Wednesday, January 9, 2013

Escape from Civiliazation: Valley of the Gods

If you want to escape from civilization, look no further. Valley of the Gods, mere 40 miles north-east of the world-famous, tourist-infested Monument Valley, has no crowds, no cell-phone or radio reception, no paved roads, no restrooms and/or any other facilities, yet by many it's considered to be more spectacular than its aforementioned famous cousin.

We spent two hours there and saw only one other car somewhere in distance. What a stark contrast to Monument Valley, where you see at least five cars at each single viewpoint or turn of the road. Additionally, there is no fee to enter Valley of Gods, and you're welcome to do there whatever pleases you: you can camp there (again for free), go hiking anywhere you want, or even do some bouldering/rope climbing. Valley of the Gods is yours to play with.

Similar to Monument Valley, the most prominent rocks in the Valley of the Gods have names. These names are typically meant to describe what the rock formation resembles, so for example in the Valley of the Gods you can Setting Hen Butte, Lady in the Tub, Battleship and Seven Sailors. It's actually lots of fun to try to look for those shapes in the rocks.

On the left: Lady in a Tub

There's only one road leading through the park: a bumpy 17-mile-long dirt and gravel road with many steep sections and sharp turns. As I'm a road, not destination, kind of person, I had lots of fun driving there and I loved that each bend in the road hold a surprise: a new rock formation or a new scenery.

The best time to visit the Valley of the Gods is in late afternoon, when the sun is low and the rocks glow in beautiful warm red color.
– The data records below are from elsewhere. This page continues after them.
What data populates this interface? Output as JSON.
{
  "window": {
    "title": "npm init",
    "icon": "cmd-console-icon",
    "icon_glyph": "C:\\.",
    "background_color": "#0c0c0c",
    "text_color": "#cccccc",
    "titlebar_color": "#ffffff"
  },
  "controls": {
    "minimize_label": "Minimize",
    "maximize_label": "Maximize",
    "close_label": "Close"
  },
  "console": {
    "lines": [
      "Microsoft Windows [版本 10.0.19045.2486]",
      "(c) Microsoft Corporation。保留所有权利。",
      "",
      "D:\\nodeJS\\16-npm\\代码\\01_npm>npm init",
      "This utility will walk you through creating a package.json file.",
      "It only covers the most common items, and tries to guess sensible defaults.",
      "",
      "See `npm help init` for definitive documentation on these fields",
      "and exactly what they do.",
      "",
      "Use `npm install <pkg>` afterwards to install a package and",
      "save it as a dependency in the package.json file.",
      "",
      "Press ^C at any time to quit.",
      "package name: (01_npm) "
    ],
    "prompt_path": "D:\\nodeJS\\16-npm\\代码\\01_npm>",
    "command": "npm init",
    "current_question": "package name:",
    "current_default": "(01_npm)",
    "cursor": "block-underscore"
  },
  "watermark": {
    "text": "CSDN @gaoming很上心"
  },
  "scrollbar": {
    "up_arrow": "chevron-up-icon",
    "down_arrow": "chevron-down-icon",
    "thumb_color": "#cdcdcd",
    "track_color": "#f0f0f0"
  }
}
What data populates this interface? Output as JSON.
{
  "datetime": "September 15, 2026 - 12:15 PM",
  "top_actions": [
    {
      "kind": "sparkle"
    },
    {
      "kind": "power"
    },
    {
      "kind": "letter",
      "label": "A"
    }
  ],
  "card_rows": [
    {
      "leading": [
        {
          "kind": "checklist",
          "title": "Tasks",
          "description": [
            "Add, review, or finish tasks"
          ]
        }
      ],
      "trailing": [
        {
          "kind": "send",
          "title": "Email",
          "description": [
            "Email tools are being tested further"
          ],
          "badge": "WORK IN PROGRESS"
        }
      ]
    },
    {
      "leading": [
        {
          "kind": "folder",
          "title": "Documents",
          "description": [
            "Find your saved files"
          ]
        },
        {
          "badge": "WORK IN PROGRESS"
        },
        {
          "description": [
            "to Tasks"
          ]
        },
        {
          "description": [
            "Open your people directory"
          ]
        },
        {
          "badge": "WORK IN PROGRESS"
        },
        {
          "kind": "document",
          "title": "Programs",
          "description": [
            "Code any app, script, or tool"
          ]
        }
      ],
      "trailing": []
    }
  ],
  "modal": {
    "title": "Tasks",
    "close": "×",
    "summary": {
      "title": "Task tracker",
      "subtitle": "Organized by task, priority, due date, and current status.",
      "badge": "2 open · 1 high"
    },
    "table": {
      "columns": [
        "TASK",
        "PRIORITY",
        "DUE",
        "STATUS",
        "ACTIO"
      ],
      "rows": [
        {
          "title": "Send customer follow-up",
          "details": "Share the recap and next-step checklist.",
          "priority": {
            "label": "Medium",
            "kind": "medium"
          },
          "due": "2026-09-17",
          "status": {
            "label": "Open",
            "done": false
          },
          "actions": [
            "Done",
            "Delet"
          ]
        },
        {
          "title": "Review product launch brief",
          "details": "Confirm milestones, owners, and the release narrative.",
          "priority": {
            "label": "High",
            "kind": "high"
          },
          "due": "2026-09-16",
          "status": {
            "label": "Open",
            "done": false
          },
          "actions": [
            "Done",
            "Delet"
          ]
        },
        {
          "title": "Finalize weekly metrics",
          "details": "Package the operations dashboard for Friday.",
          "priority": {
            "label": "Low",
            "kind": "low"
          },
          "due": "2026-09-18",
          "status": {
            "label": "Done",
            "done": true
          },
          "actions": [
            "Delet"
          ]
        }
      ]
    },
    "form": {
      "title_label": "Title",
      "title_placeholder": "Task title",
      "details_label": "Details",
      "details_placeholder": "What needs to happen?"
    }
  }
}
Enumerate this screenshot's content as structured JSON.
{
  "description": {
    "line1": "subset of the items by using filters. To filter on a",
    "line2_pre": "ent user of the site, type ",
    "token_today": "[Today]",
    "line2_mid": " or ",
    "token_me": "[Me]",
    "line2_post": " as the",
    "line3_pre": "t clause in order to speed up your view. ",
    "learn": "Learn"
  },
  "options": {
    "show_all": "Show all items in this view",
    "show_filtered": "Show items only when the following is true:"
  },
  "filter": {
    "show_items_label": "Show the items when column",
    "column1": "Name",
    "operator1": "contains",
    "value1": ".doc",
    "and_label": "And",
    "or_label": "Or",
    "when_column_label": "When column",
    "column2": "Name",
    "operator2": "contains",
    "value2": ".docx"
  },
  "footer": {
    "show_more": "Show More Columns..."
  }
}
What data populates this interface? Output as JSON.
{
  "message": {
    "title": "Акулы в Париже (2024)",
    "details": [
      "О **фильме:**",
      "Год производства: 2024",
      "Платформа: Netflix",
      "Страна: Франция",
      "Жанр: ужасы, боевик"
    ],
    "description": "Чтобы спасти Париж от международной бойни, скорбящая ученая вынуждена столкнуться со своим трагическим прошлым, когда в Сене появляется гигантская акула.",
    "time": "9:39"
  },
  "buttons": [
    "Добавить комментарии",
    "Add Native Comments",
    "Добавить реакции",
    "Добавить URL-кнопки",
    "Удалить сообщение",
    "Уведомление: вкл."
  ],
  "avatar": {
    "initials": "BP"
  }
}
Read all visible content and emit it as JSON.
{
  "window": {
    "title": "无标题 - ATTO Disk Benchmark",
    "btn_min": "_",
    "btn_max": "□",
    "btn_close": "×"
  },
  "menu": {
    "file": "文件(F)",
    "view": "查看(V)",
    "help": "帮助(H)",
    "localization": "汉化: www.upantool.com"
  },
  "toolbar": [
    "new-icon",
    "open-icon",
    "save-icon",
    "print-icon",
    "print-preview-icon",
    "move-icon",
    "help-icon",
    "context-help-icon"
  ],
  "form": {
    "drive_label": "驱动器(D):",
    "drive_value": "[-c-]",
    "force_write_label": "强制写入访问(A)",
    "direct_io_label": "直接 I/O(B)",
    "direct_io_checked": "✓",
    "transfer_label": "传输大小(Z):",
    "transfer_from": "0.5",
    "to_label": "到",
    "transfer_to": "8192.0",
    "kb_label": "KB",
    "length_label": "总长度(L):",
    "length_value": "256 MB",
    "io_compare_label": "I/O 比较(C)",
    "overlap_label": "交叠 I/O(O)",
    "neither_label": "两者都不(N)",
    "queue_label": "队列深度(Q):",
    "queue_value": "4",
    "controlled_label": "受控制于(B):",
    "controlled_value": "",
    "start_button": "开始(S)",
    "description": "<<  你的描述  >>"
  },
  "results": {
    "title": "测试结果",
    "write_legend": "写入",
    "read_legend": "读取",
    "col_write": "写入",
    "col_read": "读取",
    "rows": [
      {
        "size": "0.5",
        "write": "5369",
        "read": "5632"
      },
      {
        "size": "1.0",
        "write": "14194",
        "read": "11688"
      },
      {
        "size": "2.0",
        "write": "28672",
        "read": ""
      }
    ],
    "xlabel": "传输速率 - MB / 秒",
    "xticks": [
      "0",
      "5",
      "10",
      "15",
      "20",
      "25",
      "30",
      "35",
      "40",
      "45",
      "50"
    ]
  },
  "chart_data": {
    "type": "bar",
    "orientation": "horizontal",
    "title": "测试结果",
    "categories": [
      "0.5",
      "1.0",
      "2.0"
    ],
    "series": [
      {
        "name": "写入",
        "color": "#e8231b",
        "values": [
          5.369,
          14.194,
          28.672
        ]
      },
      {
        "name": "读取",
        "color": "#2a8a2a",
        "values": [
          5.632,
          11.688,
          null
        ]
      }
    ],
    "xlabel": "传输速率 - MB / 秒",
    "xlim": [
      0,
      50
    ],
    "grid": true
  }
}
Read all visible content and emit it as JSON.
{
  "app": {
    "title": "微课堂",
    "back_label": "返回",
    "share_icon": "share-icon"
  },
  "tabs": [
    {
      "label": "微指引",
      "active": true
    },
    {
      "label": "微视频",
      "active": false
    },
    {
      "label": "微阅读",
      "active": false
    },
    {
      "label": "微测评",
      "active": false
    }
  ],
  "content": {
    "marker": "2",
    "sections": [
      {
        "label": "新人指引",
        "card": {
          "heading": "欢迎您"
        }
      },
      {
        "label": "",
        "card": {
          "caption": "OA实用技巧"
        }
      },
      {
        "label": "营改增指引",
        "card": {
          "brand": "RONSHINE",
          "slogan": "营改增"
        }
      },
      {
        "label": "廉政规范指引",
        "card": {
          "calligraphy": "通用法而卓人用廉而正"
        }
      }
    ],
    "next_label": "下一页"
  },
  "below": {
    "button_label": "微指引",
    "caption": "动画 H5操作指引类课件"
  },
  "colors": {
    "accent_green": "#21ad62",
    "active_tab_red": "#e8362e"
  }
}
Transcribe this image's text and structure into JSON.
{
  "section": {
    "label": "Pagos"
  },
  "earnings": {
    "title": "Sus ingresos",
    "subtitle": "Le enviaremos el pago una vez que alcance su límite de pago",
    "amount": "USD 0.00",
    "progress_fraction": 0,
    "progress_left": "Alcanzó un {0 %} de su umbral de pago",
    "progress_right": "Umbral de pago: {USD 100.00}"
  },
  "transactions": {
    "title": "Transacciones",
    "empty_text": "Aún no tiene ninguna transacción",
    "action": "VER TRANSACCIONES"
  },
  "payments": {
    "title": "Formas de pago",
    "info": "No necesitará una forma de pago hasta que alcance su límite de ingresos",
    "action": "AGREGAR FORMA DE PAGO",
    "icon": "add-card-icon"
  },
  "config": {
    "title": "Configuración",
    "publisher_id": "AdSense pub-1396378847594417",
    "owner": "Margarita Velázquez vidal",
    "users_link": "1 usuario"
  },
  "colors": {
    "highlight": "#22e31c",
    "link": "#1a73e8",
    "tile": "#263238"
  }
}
On the left: Setting Hen Butte

Sunset is a great time too, as it emphasizes the ruggedness of the landscape.